** Data listing **
--- --- ---
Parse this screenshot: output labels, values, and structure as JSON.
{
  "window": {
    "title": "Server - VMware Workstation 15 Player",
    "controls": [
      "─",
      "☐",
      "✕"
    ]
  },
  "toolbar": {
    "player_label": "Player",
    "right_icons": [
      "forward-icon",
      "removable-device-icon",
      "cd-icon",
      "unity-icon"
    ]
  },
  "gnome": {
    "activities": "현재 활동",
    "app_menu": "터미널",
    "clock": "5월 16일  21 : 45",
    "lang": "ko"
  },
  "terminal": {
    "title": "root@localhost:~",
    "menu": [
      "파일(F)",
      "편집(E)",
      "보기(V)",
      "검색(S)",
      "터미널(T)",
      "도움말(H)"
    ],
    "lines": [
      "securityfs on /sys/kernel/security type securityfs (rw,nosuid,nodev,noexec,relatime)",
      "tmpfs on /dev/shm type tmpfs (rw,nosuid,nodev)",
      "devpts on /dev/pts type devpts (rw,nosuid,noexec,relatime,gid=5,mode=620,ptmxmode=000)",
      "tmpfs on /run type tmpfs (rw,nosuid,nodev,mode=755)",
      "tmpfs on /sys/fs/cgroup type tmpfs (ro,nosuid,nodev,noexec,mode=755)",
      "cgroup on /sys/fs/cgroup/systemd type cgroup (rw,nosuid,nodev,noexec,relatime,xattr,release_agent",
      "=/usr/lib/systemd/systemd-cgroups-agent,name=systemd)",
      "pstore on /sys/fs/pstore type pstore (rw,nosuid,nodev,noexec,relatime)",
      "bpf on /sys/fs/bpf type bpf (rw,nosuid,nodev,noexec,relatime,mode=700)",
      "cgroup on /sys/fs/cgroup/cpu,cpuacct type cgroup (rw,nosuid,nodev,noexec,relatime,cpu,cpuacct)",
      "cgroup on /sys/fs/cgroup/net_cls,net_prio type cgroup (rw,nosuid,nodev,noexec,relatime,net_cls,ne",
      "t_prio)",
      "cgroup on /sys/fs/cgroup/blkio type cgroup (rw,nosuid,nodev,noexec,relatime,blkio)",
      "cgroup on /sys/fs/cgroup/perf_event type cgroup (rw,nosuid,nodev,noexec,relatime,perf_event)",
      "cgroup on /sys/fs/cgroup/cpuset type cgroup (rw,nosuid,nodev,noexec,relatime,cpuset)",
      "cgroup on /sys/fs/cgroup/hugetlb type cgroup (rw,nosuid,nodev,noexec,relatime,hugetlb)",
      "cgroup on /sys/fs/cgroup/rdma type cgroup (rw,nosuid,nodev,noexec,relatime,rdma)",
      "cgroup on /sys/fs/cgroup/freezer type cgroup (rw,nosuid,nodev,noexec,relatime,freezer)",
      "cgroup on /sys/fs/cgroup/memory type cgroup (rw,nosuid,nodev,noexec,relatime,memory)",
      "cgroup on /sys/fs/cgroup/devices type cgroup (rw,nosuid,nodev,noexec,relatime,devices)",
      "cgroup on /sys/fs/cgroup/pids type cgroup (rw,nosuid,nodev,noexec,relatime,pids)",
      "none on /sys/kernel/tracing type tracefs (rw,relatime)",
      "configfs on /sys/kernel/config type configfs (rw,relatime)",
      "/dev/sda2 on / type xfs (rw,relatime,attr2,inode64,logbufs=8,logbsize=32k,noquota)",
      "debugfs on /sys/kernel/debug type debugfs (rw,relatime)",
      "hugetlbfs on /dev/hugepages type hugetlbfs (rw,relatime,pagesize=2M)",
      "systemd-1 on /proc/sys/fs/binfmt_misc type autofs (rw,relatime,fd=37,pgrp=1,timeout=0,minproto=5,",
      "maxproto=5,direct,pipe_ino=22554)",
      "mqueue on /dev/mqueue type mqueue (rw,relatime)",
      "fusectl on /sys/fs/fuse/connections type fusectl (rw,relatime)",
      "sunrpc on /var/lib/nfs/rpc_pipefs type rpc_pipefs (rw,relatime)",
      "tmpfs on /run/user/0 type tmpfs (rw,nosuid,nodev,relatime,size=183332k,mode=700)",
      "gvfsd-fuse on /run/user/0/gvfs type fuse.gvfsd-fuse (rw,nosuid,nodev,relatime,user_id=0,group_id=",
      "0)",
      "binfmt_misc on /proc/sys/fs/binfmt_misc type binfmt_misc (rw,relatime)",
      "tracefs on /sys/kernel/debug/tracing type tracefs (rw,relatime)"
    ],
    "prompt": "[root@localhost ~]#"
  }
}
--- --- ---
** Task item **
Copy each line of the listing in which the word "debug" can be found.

** Response **
      "debugfs on /sys/kernel/debug type debugfs (rw,relatime)",
      "tracefs on /sys/kernel/debug/tracing type tracefs (rw,relatime)"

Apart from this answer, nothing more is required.